= Work order =
Where the word "name" appears in a line of the entries below, count that line and give the total alone.

= Information given =
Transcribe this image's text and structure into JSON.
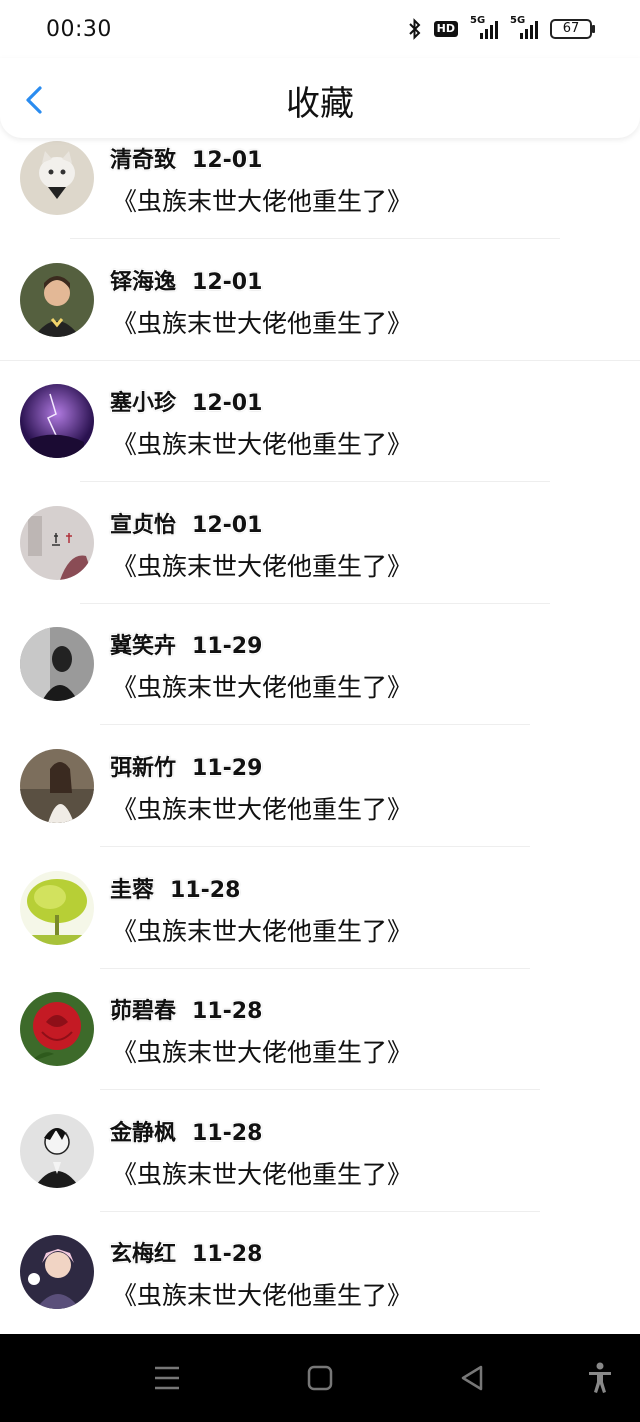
{
  "status_bar": {
    "time": "00:30",
    "hd_label": "HD",
    "net1": "5G",
    "net2": "5G",
    "battery": "67"
  },
  "header": {
    "title": "收藏"
  },
  "items": [
    {
      "name": "清奇致",
      "date": "12-01",
      "book": "《虫族末世大佬他重生了》",
      "avatar_color": "#d8d2c6"
    },
    {
      "name": "铎海逸",
      "date": "12-01",
      "book": "《虫族末世大佬他重生了》",
      "avatar_color": "#3a4a2e"
    },
    {
      "name": "塞小珍",
      "date": "12-01",
      "book": "《虫族末世大佬他重生了》",
      "avatar_color": "#4a2a7a"
    },
    {
      "name": "宣贞怡",
      "date": "12-01",
      "book": "《虫族末世大佬他重生了》",
      "avatar_color": "#c9c4c2"
    },
    {
      "name": "冀笑卉",
      "date": "11-29",
      "book": "《虫族末世大佬他重生了》",
      "avatar_color": "#7a7a7a"
    },
    {
      "name": "弭新竹",
      "date": "11-29",
      "book": "《虫族末世大佬他重生了》",
      "avatar_color": "#8a7a68"
    },
    {
      "name": "圭蓉",
      "date": "11-28",
      "book": "《虫族末世大佬他重生了》",
      "avatar_color": "#b9cf3c"
    },
    {
      "name": "茆碧春",
      "date": "11-28",
      "book": "《虫族末世大佬他重生了》",
      "avatar_color": "#c0222a"
    },
    {
      "name": "金静枫",
      "date": "11-28",
      "book": "《虫族末世大佬他重生了》",
      "avatar_color": "#d9d9d9"
    },
    {
      "name": "玄梅红",
      "date": "11-28",
      "book": "《虫族末世大佬他重生了》",
      "avatar_color": "#3a3350"
    }
  ],
  "colors": {
    "accent": "#2a8cf0",
    "text": "#111111",
    "divider": "#eeeeee",
    "nav_bar": "#000000"
  },
  "icons": {
    "back": "chevron-left-icon",
    "bluetooth": "bluetooth-icon",
    "menu": "menu-icon",
    "home": "home-icon",
    "back_nav": "back-triangle-icon",
    "accessibility": "accessibility-icon"
  }
}
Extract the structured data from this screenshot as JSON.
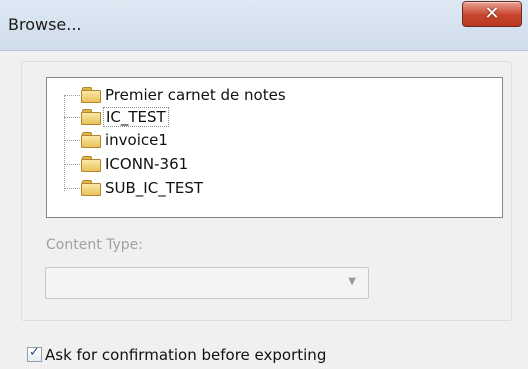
{
  "window": {
    "title": "Browse...",
    "close_icon": "close-icon"
  },
  "tree": {
    "items": [
      {
        "label": "Premier carnet de notes",
        "icon": "folder-icon"
      },
      {
        "label": "IC_TEST",
        "icon": "folder-icon",
        "selected": true
      },
      {
        "label": "invoice1",
        "icon": "folder-icon"
      },
      {
        "label": "ICONN-361",
        "icon": "folder-icon"
      },
      {
        "label": "SUB_IC_TEST",
        "icon": "folder-icon"
      }
    ]
  },
  "content_type": {
    "label": "Content Type:",
    "value": "",
    "disabled": true
  },
  "confirm_export": {
    "label": "Ask for confirmation before exporting",
    "checked": true
  },
  "colors": {
    "close_button": "#c7442b",
    "titlebar": "#dde8f3",
    "folder": "#e9c25a"
  }
}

= Finished task =
10